(Element data from apps and pages)
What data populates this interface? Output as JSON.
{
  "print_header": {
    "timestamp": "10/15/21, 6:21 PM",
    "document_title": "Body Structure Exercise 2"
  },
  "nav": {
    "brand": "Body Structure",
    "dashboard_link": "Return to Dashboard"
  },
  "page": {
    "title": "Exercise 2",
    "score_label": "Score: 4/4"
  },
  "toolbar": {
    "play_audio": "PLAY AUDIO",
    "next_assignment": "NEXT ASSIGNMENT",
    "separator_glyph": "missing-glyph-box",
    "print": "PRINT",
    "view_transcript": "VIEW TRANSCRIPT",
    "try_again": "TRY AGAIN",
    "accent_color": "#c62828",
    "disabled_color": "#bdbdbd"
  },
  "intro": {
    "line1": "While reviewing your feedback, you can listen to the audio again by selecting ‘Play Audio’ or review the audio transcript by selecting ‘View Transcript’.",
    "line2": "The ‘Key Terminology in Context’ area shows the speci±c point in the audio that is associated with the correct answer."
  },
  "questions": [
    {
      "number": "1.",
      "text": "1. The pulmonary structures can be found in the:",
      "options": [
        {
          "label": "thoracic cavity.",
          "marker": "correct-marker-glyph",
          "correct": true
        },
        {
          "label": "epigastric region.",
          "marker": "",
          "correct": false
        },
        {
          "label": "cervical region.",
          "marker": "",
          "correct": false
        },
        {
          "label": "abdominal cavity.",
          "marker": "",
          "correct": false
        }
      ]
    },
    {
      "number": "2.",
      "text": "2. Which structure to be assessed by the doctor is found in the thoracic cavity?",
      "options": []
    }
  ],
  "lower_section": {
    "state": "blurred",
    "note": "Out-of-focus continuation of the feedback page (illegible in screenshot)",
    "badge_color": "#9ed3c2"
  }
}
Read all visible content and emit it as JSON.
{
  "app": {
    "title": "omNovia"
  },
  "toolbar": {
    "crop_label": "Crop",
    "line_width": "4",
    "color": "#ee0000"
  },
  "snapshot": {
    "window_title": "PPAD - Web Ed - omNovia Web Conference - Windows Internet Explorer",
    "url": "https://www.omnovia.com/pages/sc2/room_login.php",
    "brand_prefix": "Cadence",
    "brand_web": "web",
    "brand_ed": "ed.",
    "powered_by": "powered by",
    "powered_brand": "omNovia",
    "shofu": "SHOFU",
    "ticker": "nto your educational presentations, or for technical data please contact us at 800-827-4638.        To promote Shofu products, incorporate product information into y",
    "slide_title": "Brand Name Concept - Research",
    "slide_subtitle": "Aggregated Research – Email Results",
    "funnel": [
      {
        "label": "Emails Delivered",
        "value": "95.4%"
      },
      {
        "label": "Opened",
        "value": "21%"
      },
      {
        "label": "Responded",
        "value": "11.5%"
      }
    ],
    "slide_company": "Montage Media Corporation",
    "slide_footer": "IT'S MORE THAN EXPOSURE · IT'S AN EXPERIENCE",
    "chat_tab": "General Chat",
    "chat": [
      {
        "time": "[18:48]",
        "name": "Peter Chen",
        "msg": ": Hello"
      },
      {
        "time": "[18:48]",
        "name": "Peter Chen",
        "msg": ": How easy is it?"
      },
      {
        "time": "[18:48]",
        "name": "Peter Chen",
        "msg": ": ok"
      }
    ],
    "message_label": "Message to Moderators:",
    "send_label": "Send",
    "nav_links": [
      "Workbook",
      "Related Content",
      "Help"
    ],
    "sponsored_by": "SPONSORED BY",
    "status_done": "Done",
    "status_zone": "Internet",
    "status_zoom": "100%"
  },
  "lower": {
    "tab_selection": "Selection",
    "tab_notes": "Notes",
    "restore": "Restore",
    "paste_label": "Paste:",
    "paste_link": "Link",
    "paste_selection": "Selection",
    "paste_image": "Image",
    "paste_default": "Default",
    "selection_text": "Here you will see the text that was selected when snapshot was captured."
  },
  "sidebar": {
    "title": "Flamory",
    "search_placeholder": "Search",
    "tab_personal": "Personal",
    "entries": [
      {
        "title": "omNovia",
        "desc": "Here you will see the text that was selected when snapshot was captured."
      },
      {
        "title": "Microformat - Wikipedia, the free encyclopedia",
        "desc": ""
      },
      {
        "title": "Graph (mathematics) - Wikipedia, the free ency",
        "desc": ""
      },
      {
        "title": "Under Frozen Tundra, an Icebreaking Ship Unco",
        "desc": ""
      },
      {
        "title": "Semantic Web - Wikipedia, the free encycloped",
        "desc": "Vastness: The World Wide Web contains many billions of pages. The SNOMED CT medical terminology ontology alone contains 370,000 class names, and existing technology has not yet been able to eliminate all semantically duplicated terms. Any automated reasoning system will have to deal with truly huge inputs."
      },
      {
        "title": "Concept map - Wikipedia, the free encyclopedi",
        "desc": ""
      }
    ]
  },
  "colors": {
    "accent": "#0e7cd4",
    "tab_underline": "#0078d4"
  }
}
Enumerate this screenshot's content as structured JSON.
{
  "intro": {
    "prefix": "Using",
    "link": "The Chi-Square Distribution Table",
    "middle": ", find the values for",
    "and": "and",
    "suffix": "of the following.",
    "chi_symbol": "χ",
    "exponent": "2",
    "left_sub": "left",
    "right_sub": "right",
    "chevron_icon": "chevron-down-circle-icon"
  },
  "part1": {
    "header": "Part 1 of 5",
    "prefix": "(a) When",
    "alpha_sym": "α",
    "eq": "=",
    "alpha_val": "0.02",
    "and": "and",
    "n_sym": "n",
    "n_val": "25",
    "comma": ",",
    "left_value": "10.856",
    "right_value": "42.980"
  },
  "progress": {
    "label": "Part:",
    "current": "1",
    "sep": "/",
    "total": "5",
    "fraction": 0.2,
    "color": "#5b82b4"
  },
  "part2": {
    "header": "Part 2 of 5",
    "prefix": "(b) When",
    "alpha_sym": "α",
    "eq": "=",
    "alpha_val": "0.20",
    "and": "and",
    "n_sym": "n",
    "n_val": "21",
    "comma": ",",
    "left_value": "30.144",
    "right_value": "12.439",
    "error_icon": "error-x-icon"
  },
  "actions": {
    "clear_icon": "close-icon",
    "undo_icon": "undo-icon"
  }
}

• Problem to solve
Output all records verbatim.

• Result for this task
What data populates this interface? Output as JSON.
{
  "print_header": {
    "timestamp": "10/15/21, 6:21 PM",
    "document_title": "Body Structure Exercise 2"
  },
  "nav": {
    "brand": "Body Structure",
    "dashboard_link": "Return to Dashboard"
  },
  "page": {
    "title": "Exercise 2",
    "score_label": "Score: 4/4"
  },
  "toolbar": {
    "play_audio": "PLAY AUDIO",
    "next_assignment": "NEXT ASSIGNMENT",
    "separator_glyph": "missing-glyph-box",
    "print": "PRINT",
    "view_transcript": "VIEW TRANSCRIPT",
    "try_again": "TRY AGAIN",
    "accent_color": "#c62828",
    "disabled_color": "#bdbdbd"
  },
  "intro": {
    "line1": "While reviewing your feedback, you can listen to the audio again by selecting ‘Play Audio’ or review the audio transcript by selecting ‘View Transcript’.",
    "line2": "The ‘Key Terminology in Context’ area shows the speci±c point in the audio that is associated with the correct answer."
  },
  "questions": [
    {
      "number": "1.",
      "text": "1. The pulmonary structures can be found in the:",
      "options": [
        {
          "label": "thoracic cavity.",
          "marker": "correct-marker-glyph",
          "correct": true
        },
        {
          "label": "epigastric region.",
          "marker": "",
          "correct": false
        },
        {
          "label": "cervical region.",
          "marker": "",
          "correct": false
        },
        {
          "label": "abdominal cavity.",
          "marker": "",
          "correct": false
        }
      ]
    },
    {
      "number": "2.",
      "text": "2. Which structure to be assessed by the doctor is found in the thoracic cavity?",
      "options": []
    }
  ],
  "lower_section": {
    "state": "blurred",
    "note": "Out-of-focus continuation of the feedback page (illegible in screenshot)",
    "badge_color": "#9ed3c2"
  }
}
Read all visible content and emit it as JSON.
{
  "app": {
    "title": "omNovia"
  },
  "toolbar": {
    "crop_label": "Crop",
    "line_width": "4",
    "color": "#ee0000"
  },
  "snapshot": {
    "window_title": "PPAD - Web Ed - omNovia Web Conference - Windows Internet Explorer",
    "url": "https://www.omnovia.com/pages/sc2/room_login.php",
    "brand_prefix": "Cadence",
    "brand_web": "web",
    "brand_ed": "ed.",
    "powered_by": "powered by",
    "powered_brand": "omNovia",
    "shofu": "SHOFU",
    "ticker": "nto your educational presentations, or for technical data please contact us at 800-827-4638.        To promote Shofu products, incorporate product information into y",
    "slide_title": "Brand Name Concept - Research",
    "slide_subtitle": "Aggregated Research – Email Results",
    "funnel": [
      {
        "label": "Emails Delivered",
        "value": "95.4%"
      },
      {
        "label": "Opened",
        "value": "21%"
      },
      {
        "label": "Responded",
        "value": "11.5%"
      }
    ],
    "slide_company": "Montage Media Corporation",
    "slide_footer": "IT'S MORE THAN EXPOSURE · IT'S AN EXPERIENCE",
    "chat_tab": "General Chat",
    "chat": [
      {
        "time": "[18:48]",
        "name": "Peter Chen",
        "msg": ": Hello"
      },
      {
        "time": "[18:48]",
        "name": "Peter Chen",
        "msg": ": How easy is it?"
      },
      {
        "time": "[18:48]",
        "name": "Peter Chen",
        "msg": ": ok"
      }
    ],
    "message_label": "Message to Moderators:",
    "send_label": "Send",
    "nav_links": [
      "Workbook",
      "Related Content",
      "Help"
    ],
    "sponsored_by": "SPONSORED BY",
    "status_done": "Done",
    "status_zone": "Internet",
    "status_zoom": "100%"
  },
  "lower": {
    "tab_selection": "Selection",
    "tab_notes": "Notes",
    "restore": "Restore",
    "paste_label": "Paste:",
    "paste_link": "Link",
    "paste_selection": "Selection",
    "paste_image": "Image",
    "paste_default": "Default",
    "selection_text": "Here you will see the text that was selected when snapshot was captured."
  },
  "sidebar": {
    "title": "Flamory",
    "search_placeholder": "Search",
    "tab_personal": "Personal",
    "entries": [
      {
        "title": "omNovia",
        "desc": "Here you will see the text that was selected when snapshot was captured."
      },
      {
        "title": "Microformat - Wikipedia, the free encyclopedia",
        "desc": ""
      },
      {
        "title": "Graph (mathematics) - Wikipedia, the free ency",
        "desc": ""
      },
      {
        "title": "Under Frozen Tundra, an Icebreaking Ship Unco",
        "desc": ""
      },
      {
        "title": "Semantic Web - Wikipedia, the free encycloped",
        "desc": "Vastness: The World Wide Web contains many billions of pages. The SNOMED CT medical terminology ontology alone contains 370,000 class names, and existing technology has not yet been able to eliminate all semantically duplicated terms. Any automated reasoning system will have to deal with truly huge inputs."
      },
      {
        "title": "Concept map - Wikipedia, the free encyclopedi",
        "desc": ""
      }
    ]
  },
  "colors": {
    "accent": "#0e7cd4",
    "tab_underline": "#0078d4"
  }
}
Enumerate this screenshot's content as structured JSON.
{
  "intro": {
    "prefix": "Using",
    "link": "The Chi-Square Distribution Table",
    "middle": ", find the values for",
    "and": "and",
    "suffix": "of the following.",
    "chi_symbol": "χ",
    "exponent": "2",
    "left_sub": "left",
    "right_sub": "right",
    "chevron_icon": "chevron-down-circle-icon"
  },
  "part1": {
    "header": "Part 1 of 5",
    "prefix": "(a) When",
    "alpha_sym": "α",
    "eq": "=",
    "alpha_val": "0.02",
    "and": "and",
    "n_sym": "n",
    "n_val": "25",
    "comma": ",",
    "left_value": "10.856",
    "right_value": "42.980"
  },
  "progress": {
    "label": "Part:",
    "current": "1",
    "sep": "/",
    "total": "5",
    "fraction": 0.2,
    "color": "#5b82b4"
  },
  "part2": {
    "header": "Part 2 of 5",
    "prefix": "(b) When",
    "alpha_sym": "α",
    "eq": "=",
    "alpha_val": "0.20",
    "and": "and",
    "n_sym": "n",
    "n_val": "21",
    "comma": ",",
    "left_value": "30.144",
    "right_value": "12.439",
    "error_icon": "error-x-icon"
  },
  "actions": {
    "clear_icon": "close-icon",
    "undo_icon": "undo-icon"
  }
}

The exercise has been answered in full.